* _EXERCISE REQUIREMENTS_
Every line in the data below that has the word "manifold" should be returned.

* _Stored dataset items_

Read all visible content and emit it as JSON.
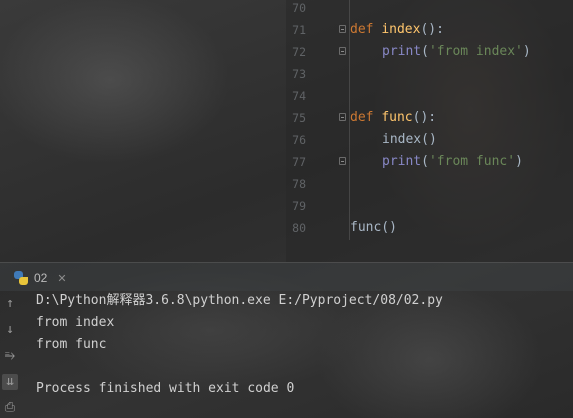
{
  "editor": {
    "lines": [
      {
        "num": "70",
        "kind": "blank"
      },
      {
        "num": "71",
        "kind": "def",
        "keyword": "def",
        "name": "index",
        "rest": "():"
      },
      {
        "num": "72",
        "kind": "print",
        "builtin": "print",
        "open": "(",
        "string": "'from index'",
        "close": ")"
      },
      {
        "num": "73",
        "kind": "blank"
      },
      {
        "num": "74",
        "kind": "blank"
      },
      {
        "num": "75",
        "kind": "def",
        "keyword": "def",
        "name": "func",
        "rest": "():"
      },
      {
        "num": "76",
        "kind": "call",
        "text": "index()"
      },
      {
        "num": "77",
        "kind": "print",
        "builtin": "print",
        "open": "(",
        "string": "'from func'",
        "close": ")"
      },
      {
        "num": "78",
        "kind": "blank"
      },
      {
        "num": "79",
        "kind": "blank"
      },
      {
        "num": "80",
        "kind": "top",
        "text": "func()"
      }
    ]
  },
  "run": {
    "tab_label": "02",
    "tab_icon": "python-icon",
    "output": [
      "D:\\Python解释器3.6.8\\python.exe E:/Pyproject/08/02.py",
      "from index",
      "from func",
      "",
      "Process finished with exit code 0"
    ],
    "toolbar": [
      "rerun-up-icon",
      "scroll-down-icon",
      "soft-wrap-icon",
      "scroll-to-end-icon",
      "print-icon"
    ]
  },
  "colors": {
    "keyword": "#cc7832",
    "function": "#ffc66d",
    "builtin": "#8888c6",
    "string": "#6a8759",
    "text": "#a9b7c6"
  }
}
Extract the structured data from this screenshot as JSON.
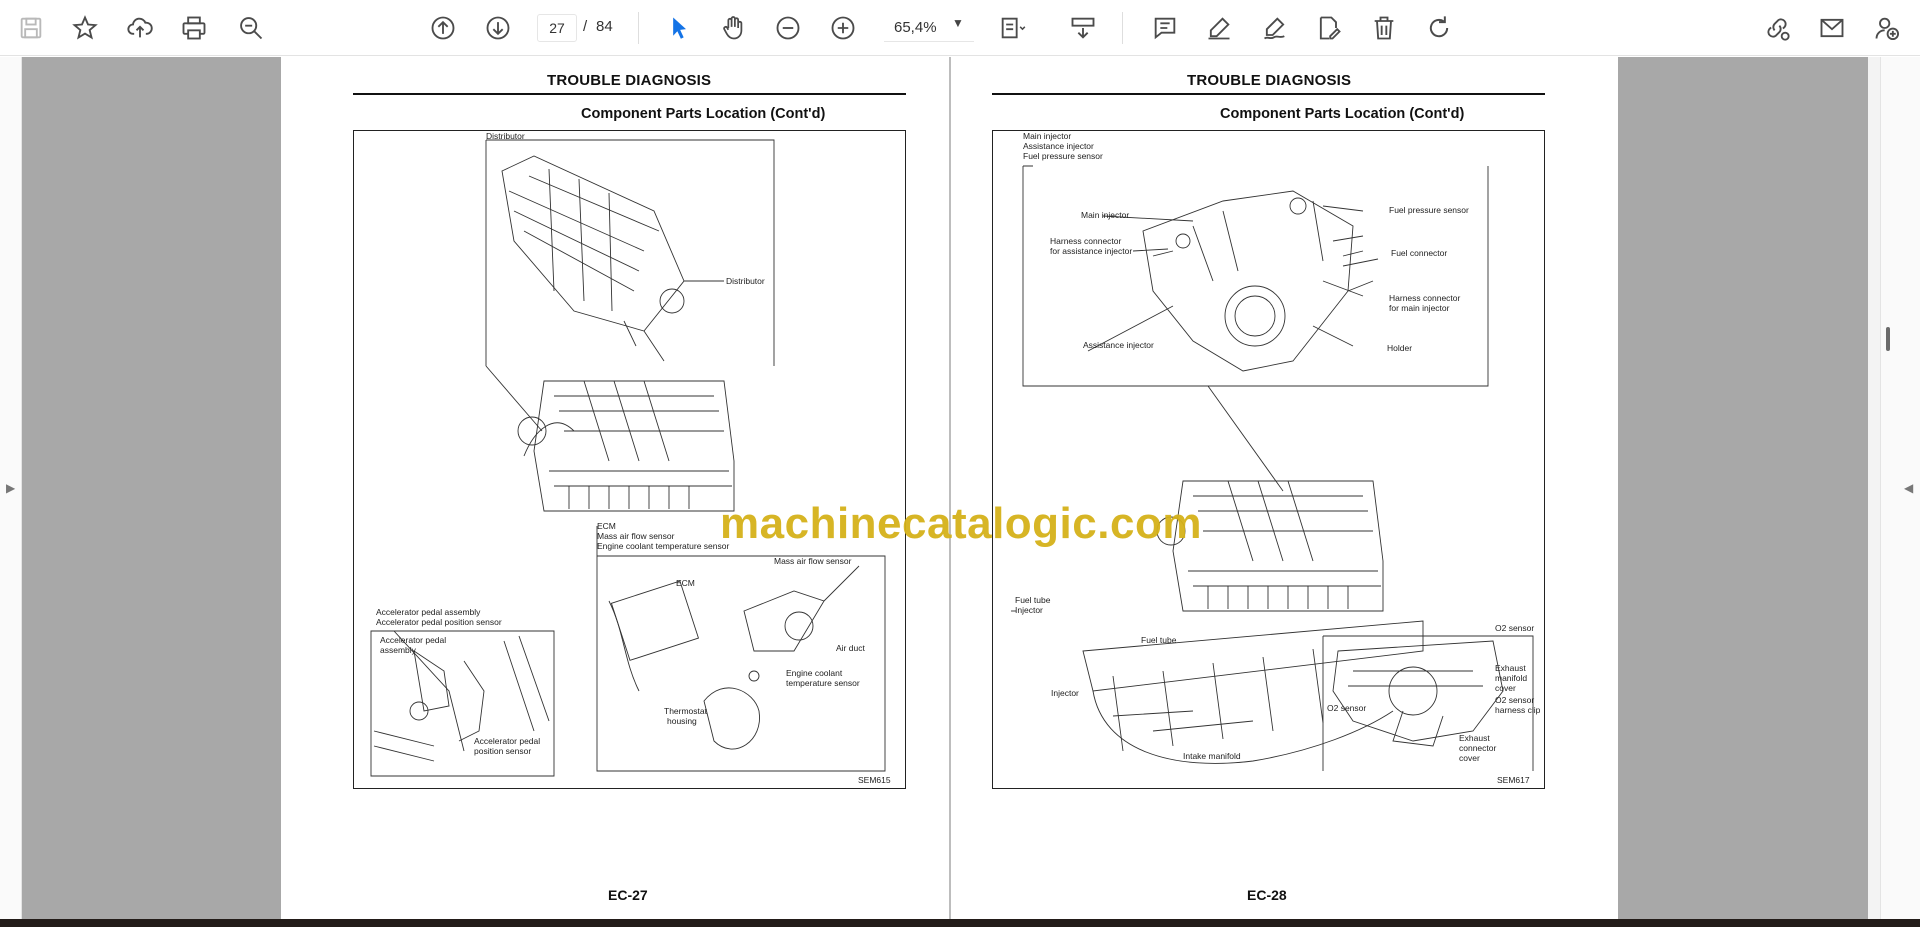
{
  "toolbar": {
    "page_current": "27",
    "page_separator": "/",
    "page_total": "84",
    "zoom": "65,4%"
  },
  "pages": [
    {
      "title": "TROUBLE DIAGNOSIS",
      "subtitle": "Component Parts Location (Cont'd)",
      "page_number": "EC-27",
      "figure_code": "SEM615",
      "labels": {
        "distributor_top": "Distributor",
        "distributor": "Distributor",
        "ecm_header_1": "ECM",
        "ecm_header_2": "Mass air flow sensor",
        "ecm_header_3": "Engine coolant temperature sensor",
        "maf_sensor": "Mass air flow sensor",
        "air_duct": "Air duct",
        "ect_sensor_1": "Engine coolant",
        "ect_sensor_2": "temperature sensor",
        "thermostat_1": "Thermostat",
        "thermostat_2": "housing",
        "ecm": "ECM",
        "accel_header_1": "Accelerator pedal assembly",
        "accel_header_2": "Accelerator pedal position sensor",
        "accel_assembly_1": "Accelerator pedal",
        "accel_assembly_2": "assembly",
        "accel_sensor_1": "Accelerator pedal",
        "accel_sensor_2": "position sensor"
      }
    },
    {
      "title": "TROUBLE DIAGNOSIS",
      "subtitle": "Component Parts Location (Cont'd)",
      "page_number": "EC-28",
      "figure_code": "SEM617",
      "labels": {
        "header_1": "Main injector",
        "header_2": "Assistance injector",
        "header_3": "Fuel pressure sensor",
        "main_injector": "Main injector",
        "harness_assist_1": "Harness connector",
        "harness_assist_2": "for assistance injector",
        "fuel_pressure_sensor": "Fuel pressure sensor",
        "fuel_connector": "Fuel connector",
        "harness_main_1": "Harness connector",
        "harness_main_2": "for main injector",
        "assistance_injector": "Assistance injector",
        "holder": "Holder",
        "fuel_tube_1": "Fuel tube",
        "fuel_tube_2": "Injector",
        "fuel_tube": "Fuel tube",
        "injector": "Injector",
        "intake_manifold": "Intake manifold",
        "o2_sensor_top": "O2 sensor",
        "exhaust_1": "Exhaust",
        "exhaust_2": "manifold",
        "exhaust_3": "cover",
        "o2_harness_1": "O2 sensor",
        "o2_harness_2": "harness clip",
        "o2_sensor": "O2 sensor",
        "exhaust_conn_1": "Exhaust",
        "exhaust_conn_2": "connector",
        "exhaust_conn_3": "cover"
      }
    }
  ],
  "watermark": "machinecatalogic.com",
  "icons": {
    "save": "save-icon",
    "bookmark": "star-icon",
    "upload": "cloud-upload-icon",
    "print": "printer-icon",
    "find": "zoom-search-icon",
    "prev_page": "arrow-up-circle-icon",
    "next_page": "arrow-down-circle-icon",
    "select": "cursor-icon",
    "hand": "hand-icon",
    "zoom_out": "zoom-out-icon",
    "zoom_in": "zoom-in-icon",
    "fit": "fit-page-icon",
    "scroll": "scroll-mode-icon",
    "comment": "comment-icon",
    "highlight": "pen-icon",
    "sign": "sign-icon",
    "edit": "edit-doc-icon",
    "delete": "trash-icon",
    "rotate": "rotate-icon",
    "share_link": "link-icon",
    "email": "email-icon",
    "add_user": "add-user-icon"
  },
  "colors": {
    "accent": "#1473e6",
    "watermark": "#d5b21a",
    "canvas": "#a8a8a8"
  }
}
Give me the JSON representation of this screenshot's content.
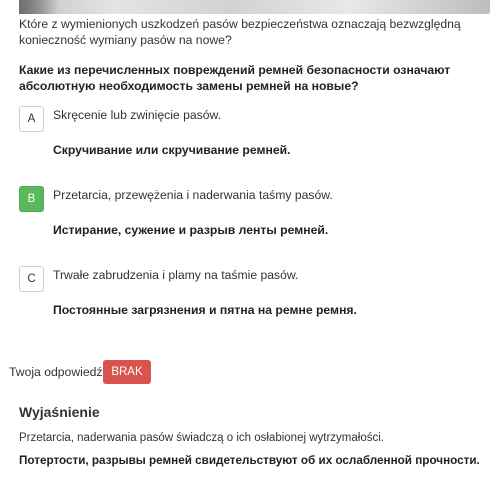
{
  "question": {
    "text_pl": "Które z wymienionych uszkodzeń pasów bezpieczeństwa oznaczają bezwzględną konieczność wymiany pasów na nowe?",
    "text_ru": "Какие из перечисленных повреждений ремней безопасности означают абсолютную необходимость замены ремней на новые?"
  },
  "options": [
    {
      "letter": "A",
      "text_pl": "Skręcenie lub zwinięcie pasów.",
      "text_ru": "Скручивание или скручивание ремней.",
      "correct": false
    },
    {
      "letter": "B",
      "text_pl": "Przetarcia, przewężenia i naderwania taśmy pasów.",
      "text_ru": "Истирание, сужение и разрыв ленты ремней.",
      "correct": true
    },
    {
      "letter": "C",
      "text_pl": "Trwałe zabrudzenia i plamy na taśmie pasów.",
      "text_ru": "Постоянные загрязнения и пятна на ремне ремня.",
      "correct": false
    }
  ],
  "answer": {
    "label": "Twoja odpowiedź:",
    "value": "BRAK"
  },
  "explanation": {
    "title": "Wyjaśnienie",
    "text_pl": "Przetarcia, naderwania pasów świadczą o ich osłabionej wytrzymałości.",
    "text_ru": "Потертости, разрывы ремней свидетельствуют об их ослабленной прочности."
  },
  "colors": {
    "correct": "#5cb85c",
    "badge": "#d9534f"
  }
}
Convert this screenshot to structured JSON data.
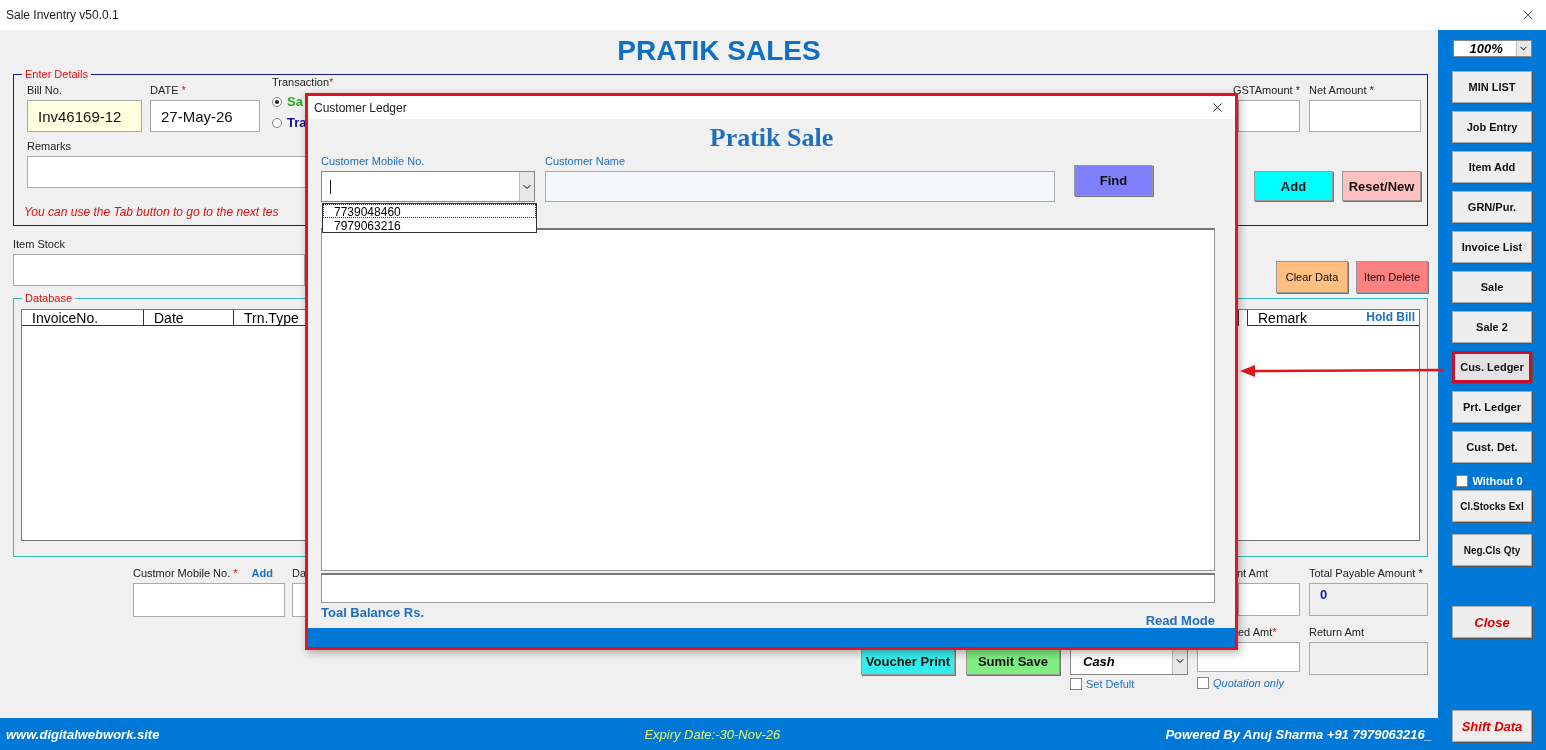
{
  "window": {
    "title": "Sale Inventry v50.0.1"
  },
  "heading": "PRATIK SALES",
  "details": {
    "legend": "Enter Details",
    "bill_no": {
      "label": "Bill No.",
      "value": "Inv46169-12"
    },
    "date": {
      "label": "DATE",
      "required": "*",
      "value": "27-May-26"
    },
    "transaction": {
      "label": "Transaction",
      "required": "*",
      "options": [
        {
          "label": "Sa",
          "selected": true
        },
        {
          "label": "Tra",
          "selected": false
        }
      ]
    },
    "gst_amount": {
      "label": "GSTAmount *"
    },
    "net_amount": {
      "label": "Net Amount *"
    },
    "remarks": {
      "label": "Remarks"
    },
    "hint": "You can use the Tab button to go to the next tes",
    "buttons": [
      {
        "label": "Add",
        "kind": "add"
      },
      {
        "label": "Reset/New",
        "kind": "reset"
      }
    ]
  },
  "item_stock": {
    "label": "Item Stock",
    "buttons": [
      {
        "label": "Clear Data",
        "kind": "clear"
      },
      {
        "label": "Item Delete",
        "kind": "delete"
      }
    ]
  },
  "database": {
    "legend": "Database",
    "hold_bill": "Hold Bill",
    "columns": [
      "InvoiceNo.",
      "Date",
      "Trn.Type",
      "Remark"
    ]
  },
  "bottom": {
    "mobile": {
      "label": "Custmor Mobile No.",
      "required": "*",
      "add": "Add"
    },
    "date_label": "Da",
    "amount_label": "nt Amt",
    "total_payable": {
      "label": "Total Payable Amount *",
      "value": "0"
    },
    "received": {
      "label": "ed Amt",
      "required": "*"
    },
    "return_amt": {
      "label": "Return Amt"
    },
    "buttons": [
      {
        "label": "Voucher Print",
        "kind": "print"
      },
      {
        "label": "Sumit Save",
        "kind": "save"
      }
    ],
    "payment": {
      "value": "Cash"
    },
    "checks": [
      {
        "label": "Set Defult",
        "checked": false
      },
      {
        "label": "Quotation only",
        "checked": false
      }
    ]
  },
  "footer": {
    "site": "www.digitalwebwork.site",
    "expiry": "Expiry Date:-30-Nov-26",
    "credit": "Powered By Anuj Sharma +91 7979063216_"
  },
  "sidebar": {
    "zoom": "100%",
    "nav": [
      {
        "label": "MIN LIST",
        "selected": false
      },
      {
        "label": "Job Entry",
        "selected": false
      },
      {
        "label": "Item Add",
        "selected": false
      },
      {
        "label": "GRN/Pur.",
        "selected": false
      },
      {
        "label": "Invoice List",
        "selected": false
      },
      {
        "label": "Sale",
        "selected": false
      },
      {
        "label": "Sale 2",
        "selected": false
      },
      {
        "label": "Cus. Ledger",
        "selected": true
      },
      {
        "label": "Prt. Ledger",
        "selected": false
      },
      {
        "label": "Cust. Det.",
        "selected": false
      }
    ],
    "without_zero": {
      "label": "Without 0",
      "checked": false
    },
    "tools": [
      "Cl.Stocks Exl",
      "Neg.Cls Qty"
    ],
    "actions": [
      "Close",
      "Shift Data"
    ]
  },
  "dialog": {
    "title": "Customer Ledger",
    "heading": "Pratik Sale",
    "mobile_label": "Customer Mobile No.",
    "name_label": "Customer Name",
    "find": "Find",
    "mobile_options": [
      {
        "label": "7739048460",
        "selected": true
      },
      {
        "label": "7979063216",
        "selected": false
      }
    ],
    "total_label": "Toal Balance Rs.",
    "mode": "Read Mode"
  }
}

* _EXPECTED OUTPUT_
        "intake_manifold": "Intake manifold",
        "exhaust_2": "manifold",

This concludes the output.